Source material section start
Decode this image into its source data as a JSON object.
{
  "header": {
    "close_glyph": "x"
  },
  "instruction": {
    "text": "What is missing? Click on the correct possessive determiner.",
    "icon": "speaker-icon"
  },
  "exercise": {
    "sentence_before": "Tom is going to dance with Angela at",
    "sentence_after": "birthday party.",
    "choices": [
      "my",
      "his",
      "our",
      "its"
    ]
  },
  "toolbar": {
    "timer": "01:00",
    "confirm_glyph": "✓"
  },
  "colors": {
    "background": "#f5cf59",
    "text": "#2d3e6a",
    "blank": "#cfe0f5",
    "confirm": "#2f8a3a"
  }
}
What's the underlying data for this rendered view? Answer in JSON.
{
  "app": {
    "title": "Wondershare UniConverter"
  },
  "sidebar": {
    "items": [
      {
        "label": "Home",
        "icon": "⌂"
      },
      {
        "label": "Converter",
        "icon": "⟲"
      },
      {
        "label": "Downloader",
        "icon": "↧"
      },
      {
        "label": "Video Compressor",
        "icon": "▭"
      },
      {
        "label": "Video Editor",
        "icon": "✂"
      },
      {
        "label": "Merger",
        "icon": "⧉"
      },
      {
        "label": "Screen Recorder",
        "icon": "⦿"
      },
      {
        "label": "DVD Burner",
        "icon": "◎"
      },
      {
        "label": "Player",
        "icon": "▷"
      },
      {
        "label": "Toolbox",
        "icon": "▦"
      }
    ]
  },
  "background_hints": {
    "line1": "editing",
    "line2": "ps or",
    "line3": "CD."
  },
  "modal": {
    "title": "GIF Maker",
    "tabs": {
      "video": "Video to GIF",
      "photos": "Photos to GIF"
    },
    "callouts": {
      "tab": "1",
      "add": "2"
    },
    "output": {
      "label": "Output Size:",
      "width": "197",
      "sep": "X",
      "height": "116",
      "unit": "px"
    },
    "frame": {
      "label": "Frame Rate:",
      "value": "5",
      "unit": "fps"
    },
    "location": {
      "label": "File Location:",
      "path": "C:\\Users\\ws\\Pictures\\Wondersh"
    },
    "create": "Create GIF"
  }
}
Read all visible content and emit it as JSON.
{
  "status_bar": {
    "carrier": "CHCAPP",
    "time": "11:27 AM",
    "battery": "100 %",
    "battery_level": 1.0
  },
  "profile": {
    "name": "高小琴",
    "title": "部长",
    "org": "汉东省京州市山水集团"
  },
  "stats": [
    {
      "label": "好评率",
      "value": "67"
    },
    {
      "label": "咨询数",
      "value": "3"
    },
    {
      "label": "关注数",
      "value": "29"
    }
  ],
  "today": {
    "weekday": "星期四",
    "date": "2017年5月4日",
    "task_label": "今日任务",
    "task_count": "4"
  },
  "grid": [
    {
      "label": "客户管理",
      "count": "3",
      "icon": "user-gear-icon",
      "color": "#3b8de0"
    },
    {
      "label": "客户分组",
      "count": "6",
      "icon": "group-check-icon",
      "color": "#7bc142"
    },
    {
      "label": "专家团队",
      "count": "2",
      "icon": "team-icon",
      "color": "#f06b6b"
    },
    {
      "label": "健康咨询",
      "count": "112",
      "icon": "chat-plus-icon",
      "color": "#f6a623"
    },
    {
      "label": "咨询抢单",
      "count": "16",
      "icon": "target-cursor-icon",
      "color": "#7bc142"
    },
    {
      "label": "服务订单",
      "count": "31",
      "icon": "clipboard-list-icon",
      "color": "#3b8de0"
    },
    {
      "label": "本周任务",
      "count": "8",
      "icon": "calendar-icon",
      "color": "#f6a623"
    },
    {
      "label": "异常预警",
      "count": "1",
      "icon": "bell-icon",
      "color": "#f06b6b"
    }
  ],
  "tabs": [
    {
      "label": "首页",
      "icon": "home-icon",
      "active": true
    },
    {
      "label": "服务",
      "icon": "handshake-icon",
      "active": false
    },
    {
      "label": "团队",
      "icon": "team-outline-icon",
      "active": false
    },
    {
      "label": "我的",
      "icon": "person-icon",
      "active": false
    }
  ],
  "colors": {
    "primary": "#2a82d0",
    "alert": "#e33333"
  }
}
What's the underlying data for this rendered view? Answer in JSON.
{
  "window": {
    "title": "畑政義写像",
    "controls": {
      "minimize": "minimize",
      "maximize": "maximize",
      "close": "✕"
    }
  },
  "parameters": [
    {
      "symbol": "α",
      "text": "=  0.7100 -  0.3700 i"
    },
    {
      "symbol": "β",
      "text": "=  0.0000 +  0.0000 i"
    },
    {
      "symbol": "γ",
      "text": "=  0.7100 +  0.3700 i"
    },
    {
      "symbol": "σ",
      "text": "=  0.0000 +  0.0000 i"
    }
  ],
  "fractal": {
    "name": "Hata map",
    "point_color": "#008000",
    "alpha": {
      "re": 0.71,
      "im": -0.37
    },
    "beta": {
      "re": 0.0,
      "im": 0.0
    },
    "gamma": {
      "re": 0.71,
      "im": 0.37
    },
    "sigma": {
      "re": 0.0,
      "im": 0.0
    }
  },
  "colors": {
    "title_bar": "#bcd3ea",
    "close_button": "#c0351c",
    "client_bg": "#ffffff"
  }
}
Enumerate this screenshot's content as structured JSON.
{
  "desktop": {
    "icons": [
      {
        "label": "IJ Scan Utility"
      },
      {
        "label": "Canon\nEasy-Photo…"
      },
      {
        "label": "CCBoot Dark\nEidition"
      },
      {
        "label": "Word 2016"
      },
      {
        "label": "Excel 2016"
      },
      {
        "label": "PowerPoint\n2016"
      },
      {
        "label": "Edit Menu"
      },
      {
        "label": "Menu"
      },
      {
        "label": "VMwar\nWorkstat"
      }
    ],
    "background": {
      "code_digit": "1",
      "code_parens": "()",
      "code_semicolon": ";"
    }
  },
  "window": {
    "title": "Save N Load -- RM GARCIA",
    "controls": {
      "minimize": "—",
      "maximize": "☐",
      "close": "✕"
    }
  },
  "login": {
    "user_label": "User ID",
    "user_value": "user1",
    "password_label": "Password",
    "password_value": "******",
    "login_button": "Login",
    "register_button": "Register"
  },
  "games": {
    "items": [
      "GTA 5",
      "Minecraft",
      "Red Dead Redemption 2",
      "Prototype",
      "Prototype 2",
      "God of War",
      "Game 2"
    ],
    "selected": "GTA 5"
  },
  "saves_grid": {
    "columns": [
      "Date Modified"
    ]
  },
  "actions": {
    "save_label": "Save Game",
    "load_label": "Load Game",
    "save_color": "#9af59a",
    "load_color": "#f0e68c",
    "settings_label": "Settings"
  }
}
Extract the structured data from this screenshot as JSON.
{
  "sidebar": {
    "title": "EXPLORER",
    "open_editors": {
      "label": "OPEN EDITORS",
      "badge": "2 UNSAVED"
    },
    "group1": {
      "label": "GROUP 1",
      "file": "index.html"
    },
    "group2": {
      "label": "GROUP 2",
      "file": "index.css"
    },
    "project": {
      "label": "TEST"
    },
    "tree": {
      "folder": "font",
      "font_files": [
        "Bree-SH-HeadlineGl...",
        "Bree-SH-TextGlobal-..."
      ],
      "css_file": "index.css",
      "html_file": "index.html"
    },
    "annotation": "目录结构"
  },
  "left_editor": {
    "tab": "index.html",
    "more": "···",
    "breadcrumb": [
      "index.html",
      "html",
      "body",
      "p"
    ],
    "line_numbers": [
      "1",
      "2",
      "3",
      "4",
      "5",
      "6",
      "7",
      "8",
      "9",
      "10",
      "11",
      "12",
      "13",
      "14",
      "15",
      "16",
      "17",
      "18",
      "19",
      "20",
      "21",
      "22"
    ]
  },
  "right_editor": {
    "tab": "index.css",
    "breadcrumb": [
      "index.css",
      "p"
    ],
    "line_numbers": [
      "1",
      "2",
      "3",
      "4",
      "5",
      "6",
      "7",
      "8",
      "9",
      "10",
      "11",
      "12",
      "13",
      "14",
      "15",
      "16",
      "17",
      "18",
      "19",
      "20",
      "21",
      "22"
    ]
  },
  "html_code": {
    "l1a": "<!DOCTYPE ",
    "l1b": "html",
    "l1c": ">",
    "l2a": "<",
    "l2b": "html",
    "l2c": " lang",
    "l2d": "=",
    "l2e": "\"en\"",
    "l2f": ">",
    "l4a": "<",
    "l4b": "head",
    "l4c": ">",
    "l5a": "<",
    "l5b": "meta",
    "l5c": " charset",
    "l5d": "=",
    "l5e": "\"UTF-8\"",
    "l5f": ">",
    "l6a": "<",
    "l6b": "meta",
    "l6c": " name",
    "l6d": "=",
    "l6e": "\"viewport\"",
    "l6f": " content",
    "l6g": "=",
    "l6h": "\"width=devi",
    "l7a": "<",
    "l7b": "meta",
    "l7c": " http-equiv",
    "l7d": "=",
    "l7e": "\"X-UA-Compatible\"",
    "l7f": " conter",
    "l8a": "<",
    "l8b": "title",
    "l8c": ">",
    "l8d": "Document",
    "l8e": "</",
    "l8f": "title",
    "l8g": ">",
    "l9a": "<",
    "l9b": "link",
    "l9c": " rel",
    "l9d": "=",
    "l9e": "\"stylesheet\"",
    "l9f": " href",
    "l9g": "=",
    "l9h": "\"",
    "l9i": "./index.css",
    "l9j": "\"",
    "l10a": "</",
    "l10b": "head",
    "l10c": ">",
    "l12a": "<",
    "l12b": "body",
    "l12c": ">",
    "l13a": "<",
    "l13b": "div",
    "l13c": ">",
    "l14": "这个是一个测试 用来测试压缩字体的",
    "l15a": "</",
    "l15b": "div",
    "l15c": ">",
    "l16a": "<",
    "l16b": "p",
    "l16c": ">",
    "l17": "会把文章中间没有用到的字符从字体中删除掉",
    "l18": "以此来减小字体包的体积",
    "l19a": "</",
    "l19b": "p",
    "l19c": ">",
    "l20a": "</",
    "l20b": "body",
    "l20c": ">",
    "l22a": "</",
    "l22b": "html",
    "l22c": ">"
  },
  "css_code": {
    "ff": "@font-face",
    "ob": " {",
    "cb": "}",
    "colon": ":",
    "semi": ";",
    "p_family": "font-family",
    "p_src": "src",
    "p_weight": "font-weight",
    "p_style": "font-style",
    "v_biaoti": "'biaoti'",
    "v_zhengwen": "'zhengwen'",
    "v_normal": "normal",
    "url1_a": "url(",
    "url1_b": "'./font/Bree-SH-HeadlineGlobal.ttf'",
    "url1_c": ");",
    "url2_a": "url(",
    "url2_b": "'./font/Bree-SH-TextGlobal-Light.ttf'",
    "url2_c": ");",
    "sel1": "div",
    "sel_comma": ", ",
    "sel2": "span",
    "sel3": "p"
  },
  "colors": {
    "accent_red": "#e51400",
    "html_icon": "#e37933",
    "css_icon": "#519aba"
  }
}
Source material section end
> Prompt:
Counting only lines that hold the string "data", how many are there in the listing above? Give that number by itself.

> Answer to this problem:
4